Deconstructing Wicca

Wicca, as far as I can see, revolves on an axis created by Gerald Gardner and Margaret Murray. This does not mean to say that there were no other, lesser authors and influences at work,-including Rosicrucianism- but the essential point still stands.

Let me take the case of Margaret Murray. Her work on historical anthropology is based on the worst possible approach; she devised a theory and then tailored the evidence to suit its form There is absolutely no evidence, none whatsoever, to support her contention that witches were survivors of a pre-Christian fertility cult, or that they formed collectives to practice surviving rites. Brian Levack quite rightly says in his book on the great witch hunt that if witches ever practiced their craft at all they did so individually or in small groups.

Now look at Gardner. The whole of contemporary Wicca would seem to stand on his imaginative reinterpretation of Murray and his ‘discovery’ of the supposed ‘New Forest Coven.’ Did this ever exist? Who can say with certainty, but I rather suspect not. But from such beginnings comes all of the subsequent flummery of ‘blessings’ and ‘merry meets’ and ‘merry parts’; all of that pretentious and silly nonsense that both you and I recognise. Gardner built on Murray, on a foundation that has been dismissed by all serious scholars in the area. Here is how Levack puts it:

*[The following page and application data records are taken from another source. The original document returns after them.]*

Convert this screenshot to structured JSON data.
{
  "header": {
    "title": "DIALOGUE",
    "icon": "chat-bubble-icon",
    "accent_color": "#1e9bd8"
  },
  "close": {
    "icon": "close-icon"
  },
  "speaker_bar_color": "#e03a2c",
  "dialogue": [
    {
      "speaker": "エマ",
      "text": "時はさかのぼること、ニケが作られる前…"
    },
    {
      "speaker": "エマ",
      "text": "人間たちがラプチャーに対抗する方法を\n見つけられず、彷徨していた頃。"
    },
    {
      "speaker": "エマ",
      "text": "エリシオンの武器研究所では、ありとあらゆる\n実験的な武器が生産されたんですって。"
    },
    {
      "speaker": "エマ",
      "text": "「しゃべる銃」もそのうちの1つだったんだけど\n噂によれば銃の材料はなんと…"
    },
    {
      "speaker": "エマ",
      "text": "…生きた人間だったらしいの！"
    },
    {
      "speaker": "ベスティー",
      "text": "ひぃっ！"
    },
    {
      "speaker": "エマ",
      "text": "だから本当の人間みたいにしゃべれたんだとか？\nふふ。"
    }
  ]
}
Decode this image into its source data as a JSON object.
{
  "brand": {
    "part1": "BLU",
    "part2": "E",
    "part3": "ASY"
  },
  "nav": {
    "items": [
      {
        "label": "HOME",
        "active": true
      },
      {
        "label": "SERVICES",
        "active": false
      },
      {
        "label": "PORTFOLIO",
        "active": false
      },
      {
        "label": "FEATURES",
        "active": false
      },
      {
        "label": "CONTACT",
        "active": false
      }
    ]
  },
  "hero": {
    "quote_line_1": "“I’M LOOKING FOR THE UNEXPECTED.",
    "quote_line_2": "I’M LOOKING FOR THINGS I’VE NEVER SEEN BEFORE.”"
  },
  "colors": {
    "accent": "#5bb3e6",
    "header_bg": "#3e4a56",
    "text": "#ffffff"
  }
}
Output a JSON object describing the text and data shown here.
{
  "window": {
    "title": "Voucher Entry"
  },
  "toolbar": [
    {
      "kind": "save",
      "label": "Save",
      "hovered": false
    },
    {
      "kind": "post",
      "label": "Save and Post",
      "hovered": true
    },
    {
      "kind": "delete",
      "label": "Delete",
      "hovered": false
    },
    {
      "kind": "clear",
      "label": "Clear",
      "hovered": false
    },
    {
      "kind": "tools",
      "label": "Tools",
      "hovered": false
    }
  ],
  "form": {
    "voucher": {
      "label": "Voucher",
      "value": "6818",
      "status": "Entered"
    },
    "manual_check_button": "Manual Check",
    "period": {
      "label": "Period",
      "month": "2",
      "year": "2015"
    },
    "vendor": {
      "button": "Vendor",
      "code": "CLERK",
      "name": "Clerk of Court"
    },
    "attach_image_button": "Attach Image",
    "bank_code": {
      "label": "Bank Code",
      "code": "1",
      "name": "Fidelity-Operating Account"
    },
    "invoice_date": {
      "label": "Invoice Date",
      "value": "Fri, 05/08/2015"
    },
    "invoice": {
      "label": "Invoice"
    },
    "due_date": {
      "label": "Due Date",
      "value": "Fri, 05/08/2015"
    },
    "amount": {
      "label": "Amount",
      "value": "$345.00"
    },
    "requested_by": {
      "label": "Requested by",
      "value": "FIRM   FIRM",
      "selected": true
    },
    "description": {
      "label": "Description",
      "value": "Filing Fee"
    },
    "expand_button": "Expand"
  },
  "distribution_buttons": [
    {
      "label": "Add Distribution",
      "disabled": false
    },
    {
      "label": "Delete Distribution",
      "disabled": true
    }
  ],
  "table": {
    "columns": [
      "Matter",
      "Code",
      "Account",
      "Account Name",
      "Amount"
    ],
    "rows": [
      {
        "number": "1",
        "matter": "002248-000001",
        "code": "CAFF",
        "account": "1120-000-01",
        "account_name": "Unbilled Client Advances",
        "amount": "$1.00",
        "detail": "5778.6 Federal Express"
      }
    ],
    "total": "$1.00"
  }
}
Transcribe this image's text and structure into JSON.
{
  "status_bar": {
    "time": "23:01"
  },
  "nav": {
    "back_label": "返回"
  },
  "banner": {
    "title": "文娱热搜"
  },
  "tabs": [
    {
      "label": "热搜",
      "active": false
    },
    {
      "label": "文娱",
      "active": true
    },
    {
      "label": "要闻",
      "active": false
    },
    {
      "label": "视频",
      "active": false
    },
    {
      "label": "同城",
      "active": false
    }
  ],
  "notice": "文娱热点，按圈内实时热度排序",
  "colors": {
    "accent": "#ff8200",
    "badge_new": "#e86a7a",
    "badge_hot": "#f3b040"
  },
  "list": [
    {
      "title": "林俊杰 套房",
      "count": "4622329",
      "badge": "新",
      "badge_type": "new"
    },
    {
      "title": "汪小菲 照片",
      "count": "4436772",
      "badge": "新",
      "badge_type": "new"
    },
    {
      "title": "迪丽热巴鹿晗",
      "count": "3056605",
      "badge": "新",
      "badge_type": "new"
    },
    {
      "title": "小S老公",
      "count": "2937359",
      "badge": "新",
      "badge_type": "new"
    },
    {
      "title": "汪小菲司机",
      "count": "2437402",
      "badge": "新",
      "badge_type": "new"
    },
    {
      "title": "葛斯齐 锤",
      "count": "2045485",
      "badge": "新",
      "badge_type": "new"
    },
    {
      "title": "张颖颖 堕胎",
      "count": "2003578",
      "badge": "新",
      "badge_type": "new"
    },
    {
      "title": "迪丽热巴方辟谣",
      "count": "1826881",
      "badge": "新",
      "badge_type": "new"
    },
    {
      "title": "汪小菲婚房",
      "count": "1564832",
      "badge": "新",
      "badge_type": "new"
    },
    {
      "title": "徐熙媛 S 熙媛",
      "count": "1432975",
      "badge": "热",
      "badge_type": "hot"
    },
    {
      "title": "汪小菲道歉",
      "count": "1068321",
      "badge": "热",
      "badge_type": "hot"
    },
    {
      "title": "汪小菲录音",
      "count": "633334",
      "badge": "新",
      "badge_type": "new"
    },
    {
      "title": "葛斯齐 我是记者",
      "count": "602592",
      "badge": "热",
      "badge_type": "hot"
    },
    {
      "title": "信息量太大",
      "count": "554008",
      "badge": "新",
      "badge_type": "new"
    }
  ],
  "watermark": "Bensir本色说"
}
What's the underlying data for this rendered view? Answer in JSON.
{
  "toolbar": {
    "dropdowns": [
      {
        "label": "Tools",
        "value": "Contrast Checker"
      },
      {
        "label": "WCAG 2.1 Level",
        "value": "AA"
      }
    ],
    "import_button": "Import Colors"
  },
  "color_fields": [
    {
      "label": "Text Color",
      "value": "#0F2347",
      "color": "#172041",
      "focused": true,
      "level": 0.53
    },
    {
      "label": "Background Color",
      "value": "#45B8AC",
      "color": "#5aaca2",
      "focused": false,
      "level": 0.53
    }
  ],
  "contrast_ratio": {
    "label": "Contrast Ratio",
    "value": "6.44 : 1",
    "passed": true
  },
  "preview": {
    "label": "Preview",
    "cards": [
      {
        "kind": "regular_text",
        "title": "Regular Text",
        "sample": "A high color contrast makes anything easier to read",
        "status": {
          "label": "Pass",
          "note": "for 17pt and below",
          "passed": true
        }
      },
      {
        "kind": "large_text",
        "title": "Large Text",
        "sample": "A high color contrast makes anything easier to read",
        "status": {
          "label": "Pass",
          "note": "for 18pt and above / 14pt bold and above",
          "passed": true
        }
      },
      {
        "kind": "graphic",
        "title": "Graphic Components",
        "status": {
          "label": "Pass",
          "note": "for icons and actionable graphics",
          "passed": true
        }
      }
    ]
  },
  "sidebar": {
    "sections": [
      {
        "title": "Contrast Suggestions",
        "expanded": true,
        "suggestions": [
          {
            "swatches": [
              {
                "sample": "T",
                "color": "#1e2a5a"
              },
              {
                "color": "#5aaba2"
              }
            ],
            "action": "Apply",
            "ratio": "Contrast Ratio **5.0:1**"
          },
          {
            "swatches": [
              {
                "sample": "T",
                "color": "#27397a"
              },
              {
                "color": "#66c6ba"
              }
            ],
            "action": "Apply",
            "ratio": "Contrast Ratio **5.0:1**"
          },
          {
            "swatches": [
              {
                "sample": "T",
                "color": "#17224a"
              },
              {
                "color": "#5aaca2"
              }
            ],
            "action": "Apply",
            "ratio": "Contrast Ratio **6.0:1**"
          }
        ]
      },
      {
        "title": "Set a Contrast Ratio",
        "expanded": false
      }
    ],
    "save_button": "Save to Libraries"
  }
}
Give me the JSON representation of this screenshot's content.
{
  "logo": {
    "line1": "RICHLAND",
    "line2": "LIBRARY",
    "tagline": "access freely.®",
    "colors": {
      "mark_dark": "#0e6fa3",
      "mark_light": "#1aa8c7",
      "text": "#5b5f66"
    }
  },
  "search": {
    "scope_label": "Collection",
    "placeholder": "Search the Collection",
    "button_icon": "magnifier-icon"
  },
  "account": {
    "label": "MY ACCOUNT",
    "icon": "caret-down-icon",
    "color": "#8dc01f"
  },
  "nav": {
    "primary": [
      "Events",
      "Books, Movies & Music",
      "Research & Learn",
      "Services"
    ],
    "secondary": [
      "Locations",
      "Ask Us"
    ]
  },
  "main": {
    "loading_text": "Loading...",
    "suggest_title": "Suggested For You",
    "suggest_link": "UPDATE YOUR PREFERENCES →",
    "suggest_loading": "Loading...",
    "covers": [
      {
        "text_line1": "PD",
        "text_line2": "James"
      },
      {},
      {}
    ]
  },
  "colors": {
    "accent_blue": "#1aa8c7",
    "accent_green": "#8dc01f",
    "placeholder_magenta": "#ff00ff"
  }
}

Some modern witches, especially the followers of Gerald Gardner, contend that early modern witches, just like themselves, were practitioners of an ancient fertility religion, Wicca, rather than devil-worshipers the authorities claimed they were. This contention is based largely on the scholarly work of Margaret Murray, and it has therefore lost credibility as Murray’s thesis has been destroyed by her critics. Not only is there no uncontaminated evidence that witches were in fact worshipping pagan gods, but there is no solid evidence that witches gathered collectively, like their modern counterparts for any purpose whatsoever. To the extent that modern witchcraft is organised into covens or even into local and regional organizations, it is qualitatively different from the witchcraft that was actually practiced (as opposed to what was believed to have been practiced) in the past.

I’m sorry if Wiccans find this uncomfortable, but it is true, notwithstanding. Witchcraft was a village art, no more than that; the practice, as I have said, of simple people who had no recourse to the wider branches of knowledge and understanding. But I do, and the Craft for me is about power; intellectual power, sexual power and my power.


  1. Very well put. I have always felt rather baffled by Murray's hypothetical work which is corroborated with no evidence whatsoever and little relation to the Earth Truths. Her flimsy relation of the theories to the witch-hunts is laughable. More, in The Divine King of England (1954) she claimed that all England's monarchs had followed the religion based upon worship of the Horned God!

  2. Oh, she's a joke, Rehan; for serious-minded people she always was.